The High Side
Of course, there are some high-end options where the bold collectors and investors live. Low serial-numbered parallels from Prizm and other top brands along with some of the late season issues like Flawless and rare insert cards dominate some of the top end eBay sales, which you can check out here. Low numbered Prizm Black and Gold and Gold Prizm cards were the top sellers as of this writing with a few strong five-figure sales.
A list of the current ‘most watched’ auctions for Edwards cards is at the bottom of the page.
Finally, it’s worth highlighting a pair of early cards that feature Edwards in his college jersey. The premium option here is the Panini Contenders Draft Picks Prospect Ticket which, in addition to ultra-rarity (there are 12 parallels, ranging in print run from #/55, to 1-of-1), vitally features an on-card auto. Many cards featuring Edwards in his college uni will lose popularity with the release of his NBA issues, this one should maintain a strong measure of respect.
Likewise, we have the Prizm Draft Picks “Downtown”. While the card is neither numbered nor autographed, it’s got a sensational aesthetic quality to it. Between the University of Georgia’s “Uga” emerging from his doghouse and a big cartoonish Georgia peach in the background, it’s tough to imagine not wanting one of these:
Anthony Edwards is not a spectacular athlete.
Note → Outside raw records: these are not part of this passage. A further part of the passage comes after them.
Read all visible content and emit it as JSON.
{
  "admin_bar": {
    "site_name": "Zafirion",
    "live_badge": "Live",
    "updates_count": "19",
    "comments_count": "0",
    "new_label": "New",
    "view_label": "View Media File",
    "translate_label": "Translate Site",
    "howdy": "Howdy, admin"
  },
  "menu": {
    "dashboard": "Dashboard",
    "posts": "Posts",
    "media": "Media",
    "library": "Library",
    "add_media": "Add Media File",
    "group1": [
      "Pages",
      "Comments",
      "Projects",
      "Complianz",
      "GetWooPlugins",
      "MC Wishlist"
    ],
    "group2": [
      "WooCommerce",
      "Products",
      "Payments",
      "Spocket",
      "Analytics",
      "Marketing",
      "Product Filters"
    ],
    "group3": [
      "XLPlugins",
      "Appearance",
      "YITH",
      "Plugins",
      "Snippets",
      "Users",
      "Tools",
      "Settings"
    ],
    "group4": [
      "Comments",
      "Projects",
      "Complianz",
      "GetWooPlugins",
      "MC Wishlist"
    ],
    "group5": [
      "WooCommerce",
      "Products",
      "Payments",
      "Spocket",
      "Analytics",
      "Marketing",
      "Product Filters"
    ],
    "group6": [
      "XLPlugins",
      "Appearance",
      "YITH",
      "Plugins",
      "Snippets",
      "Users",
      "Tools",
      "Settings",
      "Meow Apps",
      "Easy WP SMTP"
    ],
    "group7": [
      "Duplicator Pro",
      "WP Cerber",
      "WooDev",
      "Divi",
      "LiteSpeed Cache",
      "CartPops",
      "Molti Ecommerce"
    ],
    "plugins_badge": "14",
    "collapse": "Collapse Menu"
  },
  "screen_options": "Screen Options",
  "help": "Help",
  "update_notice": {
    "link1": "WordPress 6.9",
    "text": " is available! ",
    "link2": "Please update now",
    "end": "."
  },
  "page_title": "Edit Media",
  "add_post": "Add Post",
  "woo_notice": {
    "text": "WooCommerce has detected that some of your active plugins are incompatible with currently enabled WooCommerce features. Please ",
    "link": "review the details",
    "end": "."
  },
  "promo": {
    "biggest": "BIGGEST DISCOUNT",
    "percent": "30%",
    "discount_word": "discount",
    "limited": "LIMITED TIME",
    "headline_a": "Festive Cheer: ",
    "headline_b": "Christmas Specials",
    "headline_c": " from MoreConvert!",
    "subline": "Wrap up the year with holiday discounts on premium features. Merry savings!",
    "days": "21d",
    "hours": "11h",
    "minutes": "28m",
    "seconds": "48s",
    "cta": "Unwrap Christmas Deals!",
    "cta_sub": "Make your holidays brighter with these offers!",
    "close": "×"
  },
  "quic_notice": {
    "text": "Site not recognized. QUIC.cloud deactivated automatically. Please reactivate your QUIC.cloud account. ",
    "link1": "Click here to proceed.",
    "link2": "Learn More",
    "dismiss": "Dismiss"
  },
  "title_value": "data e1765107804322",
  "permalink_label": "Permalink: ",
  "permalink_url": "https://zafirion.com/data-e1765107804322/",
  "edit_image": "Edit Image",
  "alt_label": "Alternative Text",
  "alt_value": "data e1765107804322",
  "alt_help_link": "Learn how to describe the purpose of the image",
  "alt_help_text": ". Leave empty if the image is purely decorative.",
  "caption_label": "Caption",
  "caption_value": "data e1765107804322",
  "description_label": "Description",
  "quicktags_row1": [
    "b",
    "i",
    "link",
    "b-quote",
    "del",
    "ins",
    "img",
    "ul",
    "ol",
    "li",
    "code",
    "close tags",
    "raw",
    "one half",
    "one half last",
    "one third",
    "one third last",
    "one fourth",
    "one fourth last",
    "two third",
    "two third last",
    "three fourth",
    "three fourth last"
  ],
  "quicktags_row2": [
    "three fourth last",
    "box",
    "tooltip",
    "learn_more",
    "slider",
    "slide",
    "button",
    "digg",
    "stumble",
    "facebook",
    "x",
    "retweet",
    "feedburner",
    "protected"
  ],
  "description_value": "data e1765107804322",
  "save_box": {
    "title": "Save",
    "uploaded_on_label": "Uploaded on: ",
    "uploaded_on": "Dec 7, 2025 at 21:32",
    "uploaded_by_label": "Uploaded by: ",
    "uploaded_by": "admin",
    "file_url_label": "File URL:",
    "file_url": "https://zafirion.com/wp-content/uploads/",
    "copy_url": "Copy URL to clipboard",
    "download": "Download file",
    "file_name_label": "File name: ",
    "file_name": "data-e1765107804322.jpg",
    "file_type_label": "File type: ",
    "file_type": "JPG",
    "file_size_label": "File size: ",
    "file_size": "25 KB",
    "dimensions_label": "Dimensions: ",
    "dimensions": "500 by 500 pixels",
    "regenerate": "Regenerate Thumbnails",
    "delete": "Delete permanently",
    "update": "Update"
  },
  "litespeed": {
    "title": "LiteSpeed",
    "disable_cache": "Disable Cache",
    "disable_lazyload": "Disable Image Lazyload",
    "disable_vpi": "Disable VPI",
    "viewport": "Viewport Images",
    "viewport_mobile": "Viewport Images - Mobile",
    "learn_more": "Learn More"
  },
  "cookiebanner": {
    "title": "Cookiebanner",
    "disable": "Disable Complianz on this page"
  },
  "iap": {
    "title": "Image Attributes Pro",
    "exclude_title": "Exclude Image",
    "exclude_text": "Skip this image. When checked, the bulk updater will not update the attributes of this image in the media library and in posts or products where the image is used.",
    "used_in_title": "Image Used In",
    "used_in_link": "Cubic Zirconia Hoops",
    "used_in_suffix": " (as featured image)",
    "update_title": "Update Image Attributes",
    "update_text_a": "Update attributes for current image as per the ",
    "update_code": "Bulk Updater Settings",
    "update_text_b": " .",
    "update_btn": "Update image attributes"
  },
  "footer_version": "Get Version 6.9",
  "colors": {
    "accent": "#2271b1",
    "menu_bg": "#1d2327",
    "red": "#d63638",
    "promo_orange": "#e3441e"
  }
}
He’s a spectacularly spectacular athlete, with a knack for making genuinely memorable plays, and sense for the moment when he does so.
Just weeks into his career at the highest level, he exhibited the willingness, ability and humility to evolve into a more well-rounded and efficient player, without sacrificing the on-court swagger that sets him apart. He’s playing alongside a generational big man whose game and personality perfectly complement his own, and has an excellent pair of backcourt mentors/running mates. And this whole crew is playing under a young, bright, forward-thinking coach, under enthusiastic new ownership (even if ANT’s never heard of them!).
For good measure, off the court, he seems positively delightful:
It certainly seems like superstardom awaits.